After suffering a traumatic brain injury during military service, Bingham says, she became interested in writing again. “One of the goals for me was to get back to what I enjoy doing.” Bowling was one passion, and writing was the other. “I just started writing stories, and all my stories centered around kids, I guess, because I love kids.”

Bingham’s therapist at the Department of Veterans Affairs is a strong proponent of reading books as a tool for recovery—specifically picture books, considering Bingham’s injury. “As I was reading them, the format was sticking in my brain,” she says. “I liked them because they were quick reads, but they were fun.”

When her therapist pushed her to work on overcoming trauma and fear, she shared Roller Coaster by Marla Frazee. “I loved it, loved it, loved it,” Bingham says. The illustrations were full of people of color and people of all body types queuing up for the eponymous attraction.

A chance Twitter communication with Frazee kindled a friendship between the two. “I was shocked she responded to me out of a million people,” Bingham recalls. When Bingham wrote a picture book featuring a grief support group in the wake of the Parkland shooting in Florida, Frazee asked to read it—and promptly forwarded the manuscript to her agent. “Her agent said, ‘If you ever write a middle grade novel, since you have a middle grade voice, let me be the first to read it.’ But because I’ve always used picture books, even when I taught high school, I knew picture books weren’t only for lower grades.”

In 2018, with Frazee’s encouragement, Bingham attended the SCBWI conference in New York City, where she was invited to submit to an editor. “It was because of Frazee I was at that SCBWI conference, and because of her I got up one morning, had an idea, and it took me 20 minutes to write a manuscript.”

Frazee was impatient for a response while Bingham was more relaxed. The editor called just as Bingham was walking into a therapy session, and said she wanted to buy her book. “I was screaming so loud the therapist rushed into the room,” Bingham says.

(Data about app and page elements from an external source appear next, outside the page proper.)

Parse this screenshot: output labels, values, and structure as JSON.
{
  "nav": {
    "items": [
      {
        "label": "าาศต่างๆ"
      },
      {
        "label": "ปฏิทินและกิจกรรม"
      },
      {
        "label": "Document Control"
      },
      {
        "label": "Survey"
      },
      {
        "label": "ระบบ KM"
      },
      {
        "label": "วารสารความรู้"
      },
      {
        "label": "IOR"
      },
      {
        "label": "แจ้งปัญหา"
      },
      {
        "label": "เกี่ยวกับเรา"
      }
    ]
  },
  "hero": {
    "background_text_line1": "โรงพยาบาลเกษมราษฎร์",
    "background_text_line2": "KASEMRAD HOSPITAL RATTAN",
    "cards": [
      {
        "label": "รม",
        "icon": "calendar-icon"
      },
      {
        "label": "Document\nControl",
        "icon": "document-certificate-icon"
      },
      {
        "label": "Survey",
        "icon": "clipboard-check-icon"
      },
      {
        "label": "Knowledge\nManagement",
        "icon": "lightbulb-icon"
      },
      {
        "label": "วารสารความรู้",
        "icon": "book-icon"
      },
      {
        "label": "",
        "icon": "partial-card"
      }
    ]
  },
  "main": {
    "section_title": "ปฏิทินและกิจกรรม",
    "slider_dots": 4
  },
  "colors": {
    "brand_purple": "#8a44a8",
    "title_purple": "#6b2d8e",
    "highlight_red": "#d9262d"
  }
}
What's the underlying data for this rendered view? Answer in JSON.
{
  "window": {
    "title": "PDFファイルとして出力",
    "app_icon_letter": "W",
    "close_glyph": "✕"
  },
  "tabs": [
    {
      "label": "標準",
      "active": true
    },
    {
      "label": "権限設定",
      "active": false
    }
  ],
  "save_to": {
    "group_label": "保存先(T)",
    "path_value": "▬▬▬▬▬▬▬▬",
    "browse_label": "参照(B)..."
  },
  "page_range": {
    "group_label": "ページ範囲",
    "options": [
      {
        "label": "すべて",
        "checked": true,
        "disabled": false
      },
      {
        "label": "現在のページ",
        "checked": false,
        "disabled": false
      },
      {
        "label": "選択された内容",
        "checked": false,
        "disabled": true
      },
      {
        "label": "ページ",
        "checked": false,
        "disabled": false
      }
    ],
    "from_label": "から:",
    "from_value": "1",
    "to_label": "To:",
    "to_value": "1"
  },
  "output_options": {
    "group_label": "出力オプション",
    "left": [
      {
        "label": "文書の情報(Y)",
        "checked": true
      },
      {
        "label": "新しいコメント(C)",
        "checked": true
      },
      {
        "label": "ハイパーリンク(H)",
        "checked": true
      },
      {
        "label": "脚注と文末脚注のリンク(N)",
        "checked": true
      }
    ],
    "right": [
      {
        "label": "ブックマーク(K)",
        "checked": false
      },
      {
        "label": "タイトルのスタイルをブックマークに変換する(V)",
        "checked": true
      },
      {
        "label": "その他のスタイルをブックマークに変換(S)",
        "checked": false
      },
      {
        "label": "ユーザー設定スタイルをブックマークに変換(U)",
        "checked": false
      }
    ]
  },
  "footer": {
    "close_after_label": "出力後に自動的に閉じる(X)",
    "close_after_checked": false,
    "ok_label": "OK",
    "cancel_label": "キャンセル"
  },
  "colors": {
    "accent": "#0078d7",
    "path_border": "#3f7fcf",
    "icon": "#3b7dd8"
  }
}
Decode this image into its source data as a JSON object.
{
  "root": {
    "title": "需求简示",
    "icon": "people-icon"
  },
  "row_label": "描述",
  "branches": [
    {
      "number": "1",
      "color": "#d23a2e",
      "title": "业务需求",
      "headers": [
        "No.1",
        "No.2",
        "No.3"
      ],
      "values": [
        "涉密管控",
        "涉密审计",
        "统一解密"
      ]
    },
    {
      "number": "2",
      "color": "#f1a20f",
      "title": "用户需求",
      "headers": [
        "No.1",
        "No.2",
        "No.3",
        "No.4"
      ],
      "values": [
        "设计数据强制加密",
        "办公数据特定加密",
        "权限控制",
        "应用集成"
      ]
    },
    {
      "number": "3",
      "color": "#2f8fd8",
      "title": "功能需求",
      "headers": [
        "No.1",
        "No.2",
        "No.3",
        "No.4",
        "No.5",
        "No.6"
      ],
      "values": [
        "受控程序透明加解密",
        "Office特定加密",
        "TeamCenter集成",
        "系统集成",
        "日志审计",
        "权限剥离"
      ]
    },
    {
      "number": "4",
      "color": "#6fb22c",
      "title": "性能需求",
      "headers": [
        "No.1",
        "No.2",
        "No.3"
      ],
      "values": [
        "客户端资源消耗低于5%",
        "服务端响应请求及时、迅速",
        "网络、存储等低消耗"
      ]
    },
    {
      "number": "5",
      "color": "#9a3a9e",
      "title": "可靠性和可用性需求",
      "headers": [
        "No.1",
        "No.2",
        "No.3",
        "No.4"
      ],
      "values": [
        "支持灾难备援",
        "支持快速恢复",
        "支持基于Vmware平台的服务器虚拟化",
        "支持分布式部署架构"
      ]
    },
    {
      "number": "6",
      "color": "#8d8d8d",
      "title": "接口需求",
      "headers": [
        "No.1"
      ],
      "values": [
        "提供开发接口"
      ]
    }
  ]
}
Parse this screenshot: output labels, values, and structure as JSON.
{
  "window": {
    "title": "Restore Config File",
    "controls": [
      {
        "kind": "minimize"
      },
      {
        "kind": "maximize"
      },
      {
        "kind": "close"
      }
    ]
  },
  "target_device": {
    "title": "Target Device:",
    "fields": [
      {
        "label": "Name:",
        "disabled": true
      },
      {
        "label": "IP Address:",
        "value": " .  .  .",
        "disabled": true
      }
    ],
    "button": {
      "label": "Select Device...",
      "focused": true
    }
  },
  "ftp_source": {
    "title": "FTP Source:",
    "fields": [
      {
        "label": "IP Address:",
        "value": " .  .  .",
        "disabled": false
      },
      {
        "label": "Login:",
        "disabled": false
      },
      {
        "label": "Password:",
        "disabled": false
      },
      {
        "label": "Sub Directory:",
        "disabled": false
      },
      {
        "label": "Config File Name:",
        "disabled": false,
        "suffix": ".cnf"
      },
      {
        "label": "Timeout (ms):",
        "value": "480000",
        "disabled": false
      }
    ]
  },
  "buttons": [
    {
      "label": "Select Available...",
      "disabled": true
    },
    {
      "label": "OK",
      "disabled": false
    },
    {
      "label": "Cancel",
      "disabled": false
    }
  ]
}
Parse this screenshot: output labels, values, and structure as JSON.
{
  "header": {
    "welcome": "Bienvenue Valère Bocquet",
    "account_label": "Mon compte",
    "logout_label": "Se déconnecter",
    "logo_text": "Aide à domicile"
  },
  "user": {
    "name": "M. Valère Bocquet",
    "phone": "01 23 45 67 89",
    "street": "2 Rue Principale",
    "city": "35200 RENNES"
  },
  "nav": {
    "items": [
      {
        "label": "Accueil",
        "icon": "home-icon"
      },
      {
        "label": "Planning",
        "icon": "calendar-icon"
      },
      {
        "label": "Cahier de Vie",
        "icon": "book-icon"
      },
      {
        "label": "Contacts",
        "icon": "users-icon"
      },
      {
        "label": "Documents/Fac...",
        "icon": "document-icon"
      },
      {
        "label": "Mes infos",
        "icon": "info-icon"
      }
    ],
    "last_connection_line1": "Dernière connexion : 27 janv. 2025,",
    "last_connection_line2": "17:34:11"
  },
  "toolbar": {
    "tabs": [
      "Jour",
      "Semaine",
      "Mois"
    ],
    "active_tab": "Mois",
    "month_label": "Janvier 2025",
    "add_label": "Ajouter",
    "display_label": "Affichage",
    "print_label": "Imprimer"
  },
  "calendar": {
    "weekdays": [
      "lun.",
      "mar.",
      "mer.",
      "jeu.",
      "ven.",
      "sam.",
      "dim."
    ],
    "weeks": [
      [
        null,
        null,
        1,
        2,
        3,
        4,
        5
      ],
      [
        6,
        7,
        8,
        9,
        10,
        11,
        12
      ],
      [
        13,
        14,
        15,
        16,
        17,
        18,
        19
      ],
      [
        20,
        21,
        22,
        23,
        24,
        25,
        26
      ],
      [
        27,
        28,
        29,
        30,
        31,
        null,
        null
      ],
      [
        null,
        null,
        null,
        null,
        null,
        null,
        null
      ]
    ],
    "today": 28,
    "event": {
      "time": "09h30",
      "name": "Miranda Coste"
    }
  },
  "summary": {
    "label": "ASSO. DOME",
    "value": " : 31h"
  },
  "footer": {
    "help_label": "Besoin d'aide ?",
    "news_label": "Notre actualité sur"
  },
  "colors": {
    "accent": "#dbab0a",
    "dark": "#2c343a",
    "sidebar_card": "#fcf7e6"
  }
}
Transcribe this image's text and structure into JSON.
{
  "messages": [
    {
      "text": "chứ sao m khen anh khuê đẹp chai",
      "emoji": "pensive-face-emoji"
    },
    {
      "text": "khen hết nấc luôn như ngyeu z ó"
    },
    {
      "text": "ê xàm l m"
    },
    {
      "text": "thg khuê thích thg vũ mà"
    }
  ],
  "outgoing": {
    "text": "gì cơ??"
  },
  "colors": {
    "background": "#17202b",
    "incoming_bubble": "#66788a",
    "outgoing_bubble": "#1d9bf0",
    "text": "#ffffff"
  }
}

That book, Life Is Beautiful, did not, however, become Bingham’s debut, despite selling first and landing her an agent—Hannah Mann at Writers House. Rather, Bingham recalls, “Soul Food came about because I went to Highlights and an editor fell in love with it.” Soul Food Sunday was purchased by editor Emma Ledbetter at Abrams in a two-book deal.

Based on Bingham’s own foundational cooking memories, Soul Food Sunday tells the story of an eclectic Black family gathering where a grandmother teaches her young grandson how to prepare the meal. A passionate cook, Bingham places special importance on the role of food in bringing people together. “We’re so different,” she says, “but we all have this connection of cooking together, talking trash, and eating. Even though the food in this book, the mac and cheese, the collard greens, may be specific to our culture, every culture has food that feeds their soul as well.”

Bingham is effusive in her praise for Soul Food Sunday illustrator C.G. Esperanza, who was Ledbetter’s only choice for this project. “Look at what he captured,” Bingham says, “the slice of life, of beauty.”

Among Bingham’s upcoming projects are The Walk, a picture book about voting as a community act; Listen, Mama, a picture book about a girl whose mother has PTSD, billed by Bingham as “a memoir in picture book format”; and an early chapter book series titled Fort Goode, which describes the experience of living on military bases as a kid.

Though she deeply admires established authors like Sharon G. Flake, Jason Reynolds, and Jacqueline Woodson, the writers Bingham finds most inspiring haven’t been published yet. “I’m in the position to see the slew of new creatives coming through the ranks,” she says. “Publishing is getting ready to be turned upside down.”